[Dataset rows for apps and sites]
******

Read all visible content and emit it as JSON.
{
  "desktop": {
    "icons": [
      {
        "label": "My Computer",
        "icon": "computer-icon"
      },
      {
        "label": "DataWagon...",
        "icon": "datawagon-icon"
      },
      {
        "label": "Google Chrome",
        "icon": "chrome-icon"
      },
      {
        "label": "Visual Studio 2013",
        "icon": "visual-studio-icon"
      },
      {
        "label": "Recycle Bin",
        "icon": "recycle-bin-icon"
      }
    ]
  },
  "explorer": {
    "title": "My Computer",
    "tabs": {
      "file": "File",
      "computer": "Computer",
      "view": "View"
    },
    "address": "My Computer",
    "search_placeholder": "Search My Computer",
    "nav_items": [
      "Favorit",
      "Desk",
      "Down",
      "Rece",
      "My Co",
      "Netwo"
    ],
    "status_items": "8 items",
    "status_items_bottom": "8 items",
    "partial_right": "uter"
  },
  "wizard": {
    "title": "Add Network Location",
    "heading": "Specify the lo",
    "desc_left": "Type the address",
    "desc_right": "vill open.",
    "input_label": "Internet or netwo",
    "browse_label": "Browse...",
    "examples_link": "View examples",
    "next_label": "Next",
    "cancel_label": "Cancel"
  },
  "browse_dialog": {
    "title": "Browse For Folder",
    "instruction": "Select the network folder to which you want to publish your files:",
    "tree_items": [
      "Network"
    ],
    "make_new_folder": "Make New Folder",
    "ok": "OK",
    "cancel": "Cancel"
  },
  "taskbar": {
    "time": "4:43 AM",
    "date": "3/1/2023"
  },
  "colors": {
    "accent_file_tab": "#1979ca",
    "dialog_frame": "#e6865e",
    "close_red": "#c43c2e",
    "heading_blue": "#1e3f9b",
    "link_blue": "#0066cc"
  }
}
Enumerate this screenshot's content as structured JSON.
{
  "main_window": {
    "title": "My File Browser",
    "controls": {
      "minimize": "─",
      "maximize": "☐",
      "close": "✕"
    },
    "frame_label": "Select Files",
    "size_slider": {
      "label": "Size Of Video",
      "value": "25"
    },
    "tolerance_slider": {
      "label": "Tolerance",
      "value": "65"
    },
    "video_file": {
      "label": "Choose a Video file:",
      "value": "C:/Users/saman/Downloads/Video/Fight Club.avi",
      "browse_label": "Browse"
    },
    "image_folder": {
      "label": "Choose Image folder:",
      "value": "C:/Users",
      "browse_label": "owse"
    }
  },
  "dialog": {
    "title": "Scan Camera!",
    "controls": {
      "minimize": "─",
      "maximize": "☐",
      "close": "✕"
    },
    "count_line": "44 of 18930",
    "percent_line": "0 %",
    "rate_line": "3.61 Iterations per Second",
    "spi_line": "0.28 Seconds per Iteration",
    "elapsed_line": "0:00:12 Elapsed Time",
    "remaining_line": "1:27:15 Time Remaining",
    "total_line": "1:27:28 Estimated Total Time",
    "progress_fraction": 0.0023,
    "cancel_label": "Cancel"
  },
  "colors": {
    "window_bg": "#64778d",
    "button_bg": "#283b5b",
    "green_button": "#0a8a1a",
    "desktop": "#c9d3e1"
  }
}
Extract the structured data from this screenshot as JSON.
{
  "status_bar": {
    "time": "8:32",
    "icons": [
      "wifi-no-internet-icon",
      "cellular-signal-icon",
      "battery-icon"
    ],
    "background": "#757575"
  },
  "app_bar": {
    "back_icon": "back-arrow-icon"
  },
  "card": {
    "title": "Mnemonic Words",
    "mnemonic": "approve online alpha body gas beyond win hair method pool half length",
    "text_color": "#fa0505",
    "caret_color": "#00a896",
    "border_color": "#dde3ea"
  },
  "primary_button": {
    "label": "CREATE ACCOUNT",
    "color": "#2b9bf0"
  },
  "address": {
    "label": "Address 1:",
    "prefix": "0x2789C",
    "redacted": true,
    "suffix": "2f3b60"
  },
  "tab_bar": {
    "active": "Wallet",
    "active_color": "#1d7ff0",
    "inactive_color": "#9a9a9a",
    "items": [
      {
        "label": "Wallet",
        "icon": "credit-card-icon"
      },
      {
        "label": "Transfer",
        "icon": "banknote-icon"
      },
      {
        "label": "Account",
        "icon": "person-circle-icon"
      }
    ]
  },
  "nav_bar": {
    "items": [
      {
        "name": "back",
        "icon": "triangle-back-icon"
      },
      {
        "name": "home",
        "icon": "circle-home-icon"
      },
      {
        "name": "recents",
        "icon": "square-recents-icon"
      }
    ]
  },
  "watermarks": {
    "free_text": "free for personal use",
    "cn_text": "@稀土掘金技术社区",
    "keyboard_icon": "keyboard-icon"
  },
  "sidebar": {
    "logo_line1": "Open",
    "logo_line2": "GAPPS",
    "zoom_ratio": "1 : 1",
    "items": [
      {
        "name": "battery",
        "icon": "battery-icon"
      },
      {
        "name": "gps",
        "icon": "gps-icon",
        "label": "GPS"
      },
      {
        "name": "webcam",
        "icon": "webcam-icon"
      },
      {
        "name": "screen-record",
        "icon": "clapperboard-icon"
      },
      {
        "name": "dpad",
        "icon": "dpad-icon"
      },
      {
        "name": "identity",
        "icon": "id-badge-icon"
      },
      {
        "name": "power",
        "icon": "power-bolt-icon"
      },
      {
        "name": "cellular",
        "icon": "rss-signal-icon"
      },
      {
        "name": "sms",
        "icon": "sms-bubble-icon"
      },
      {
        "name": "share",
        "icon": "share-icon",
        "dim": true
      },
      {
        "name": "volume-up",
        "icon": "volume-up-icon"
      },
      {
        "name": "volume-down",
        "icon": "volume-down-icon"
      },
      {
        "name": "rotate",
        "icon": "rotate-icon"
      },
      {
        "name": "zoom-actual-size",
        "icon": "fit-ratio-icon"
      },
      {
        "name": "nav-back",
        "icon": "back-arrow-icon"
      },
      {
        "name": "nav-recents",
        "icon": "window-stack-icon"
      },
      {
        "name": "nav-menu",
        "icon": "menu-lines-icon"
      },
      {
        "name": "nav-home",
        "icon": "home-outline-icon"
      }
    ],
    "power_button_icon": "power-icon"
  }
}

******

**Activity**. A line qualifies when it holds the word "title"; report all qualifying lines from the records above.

**Result for this task**.
    "title": "My Computer",
    "title": "Add Network Location",
    "title": "Browse For Folder",
    "title": "My File Browser",
    "title": "Scan Camera!",
    "title": "Mnemonic Words",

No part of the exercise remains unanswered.